Work instructions: Type out all the records again exactly.

Material provided:

╔══

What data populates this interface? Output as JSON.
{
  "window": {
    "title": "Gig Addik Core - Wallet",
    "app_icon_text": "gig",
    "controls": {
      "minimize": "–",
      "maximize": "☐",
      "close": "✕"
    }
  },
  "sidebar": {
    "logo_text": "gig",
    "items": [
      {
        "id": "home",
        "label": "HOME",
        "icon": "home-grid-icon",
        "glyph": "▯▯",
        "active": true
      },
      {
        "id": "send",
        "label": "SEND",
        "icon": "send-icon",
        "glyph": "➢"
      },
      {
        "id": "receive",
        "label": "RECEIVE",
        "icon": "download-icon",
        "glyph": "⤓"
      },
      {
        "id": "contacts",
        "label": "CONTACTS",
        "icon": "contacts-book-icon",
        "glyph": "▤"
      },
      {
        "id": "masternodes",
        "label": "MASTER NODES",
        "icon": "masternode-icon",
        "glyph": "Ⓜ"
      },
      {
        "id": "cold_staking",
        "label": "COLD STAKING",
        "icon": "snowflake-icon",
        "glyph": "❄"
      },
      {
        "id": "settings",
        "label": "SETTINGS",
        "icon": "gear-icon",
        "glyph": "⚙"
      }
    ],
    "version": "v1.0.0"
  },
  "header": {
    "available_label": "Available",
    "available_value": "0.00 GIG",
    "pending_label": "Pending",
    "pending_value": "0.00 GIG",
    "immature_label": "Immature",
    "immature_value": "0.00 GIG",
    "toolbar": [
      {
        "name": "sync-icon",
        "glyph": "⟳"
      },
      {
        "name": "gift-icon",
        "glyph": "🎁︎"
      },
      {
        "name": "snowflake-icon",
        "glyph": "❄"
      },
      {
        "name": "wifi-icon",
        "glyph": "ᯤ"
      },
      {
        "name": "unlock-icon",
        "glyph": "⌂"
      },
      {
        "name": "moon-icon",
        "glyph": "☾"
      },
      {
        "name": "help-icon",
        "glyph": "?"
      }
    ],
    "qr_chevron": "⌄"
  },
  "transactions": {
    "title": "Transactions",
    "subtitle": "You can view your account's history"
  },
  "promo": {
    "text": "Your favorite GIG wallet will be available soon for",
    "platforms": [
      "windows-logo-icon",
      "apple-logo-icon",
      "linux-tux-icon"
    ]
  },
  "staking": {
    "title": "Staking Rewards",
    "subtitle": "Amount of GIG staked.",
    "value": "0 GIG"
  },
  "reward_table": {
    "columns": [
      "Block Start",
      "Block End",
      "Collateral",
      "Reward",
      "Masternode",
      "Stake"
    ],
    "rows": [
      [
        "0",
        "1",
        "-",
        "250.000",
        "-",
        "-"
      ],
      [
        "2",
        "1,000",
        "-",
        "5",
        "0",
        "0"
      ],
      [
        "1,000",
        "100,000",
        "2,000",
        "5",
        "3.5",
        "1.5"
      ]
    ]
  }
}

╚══

Answer area:
What data populates this interface? Output as JSON.
{
  "window": {
    "title": "Gig Addik Core - Wallet",
    "app_icon_text": "gig",
    "controls": {
      "minimize": "–",
      "maximize": "☐",
      "close": "✕"
    }
  },
  "sidebar": {
    "logo_text": "gig",
    "items": [
      {
        "id": "home",
        "label": "HOME",
        "icon": "home-grid-icon",
        "glyph": "▯▯",
        "active": true
      },
      {
        "id": "send",
        "label": "SEND",
        "icon": "send-icon",
        "glyph": "➢"
      },
      {
        "id": "receive",
        "label": "RECEIVE",
        "icon": "download-icon",
        "glyph": "⤓"
      },
      {
        "id": "contacts",
        "label": "CONTACTS",
        "icon": "contacts-book-icon",
        "glyph": "▤"
      },
      {
        "id": "masternodes",
        "label": "MASTER NODES",
        "icon": "masternode-icon",
        "glyph": "Ⓜ"
      },
      {
        "id": "cold_staking",
        "label": "COLD STAKING",
        "icon": "snowflake-icon",
        "glyph": "❄"
      },
      {
        "id": "settings",
        "label": "SETTINGS",
        "icon": "gear-icon",
        "glyph": "⚙"
      }
    ],
    "version": "v1.0.0"
  },
  "header": {
    "available_label": "Available",
    "available_value": "0.00 GIG",
    "pending_label": "Pending",
    "pending_value": "0.00 GIG",
    "immature_label": "Immature",
    "immature_value": "0.00 GIG",
    "toolbar": [
      {
        "name": "sync-icon",
        "glyph": "⟳"
      },
      {
        "name": "gift-icon",
        "glyph": "🎁︎"
      },
      {
        "name": "snowflake-icon",
        "glyph": "❄"
      },
      {
        "name": "wifi-icon",
        "glyph": "ᯤ"
      },
      {
        "name": "unlock-icon",
        "glyph": "⌂"
      },
      {
        "name": "moon-icon",
        "glyph": "☾"
      },
      {
        "name": "help-icon",
        "glyph": "?"
      }
    ],
    "qr_chevron": "⌄"
  },
  "transactions": {
    "title": "Transactions",
    "subtitle": "You can view your account's history"
  },
  "promo": {
    "text": "Your favorite GIG wallet will be available soon for",
    "platforms": [
      "windows-logo-icon",
      "apple-logo-icon",
      "linux-tux-icon"
    ]
  },
  "staking": {
    "title": "Staking Rewards",
    "subtitle": "Amount of GIG staked.",
    "value": "0 GIG"
  },
  "reward_table": {
    "columns": [
      "Block Start",
      "Block End",
      "Collateral",
      "Reward",
      "Masternode",
      "Stake"
    ],
    "rows": [
      [
        "0",
        "1",
        "-",
        "250.000",
        "-",
        "-"
      ],
      [
        "2",
        "1,000",
        "-",
        "5",
        "0",
        "0"
      ],
      [
        "1,000",
        "100,000",
        "2,000",
        "5",
        "3.5",
        "1.5"
      ]
    ]
  }
}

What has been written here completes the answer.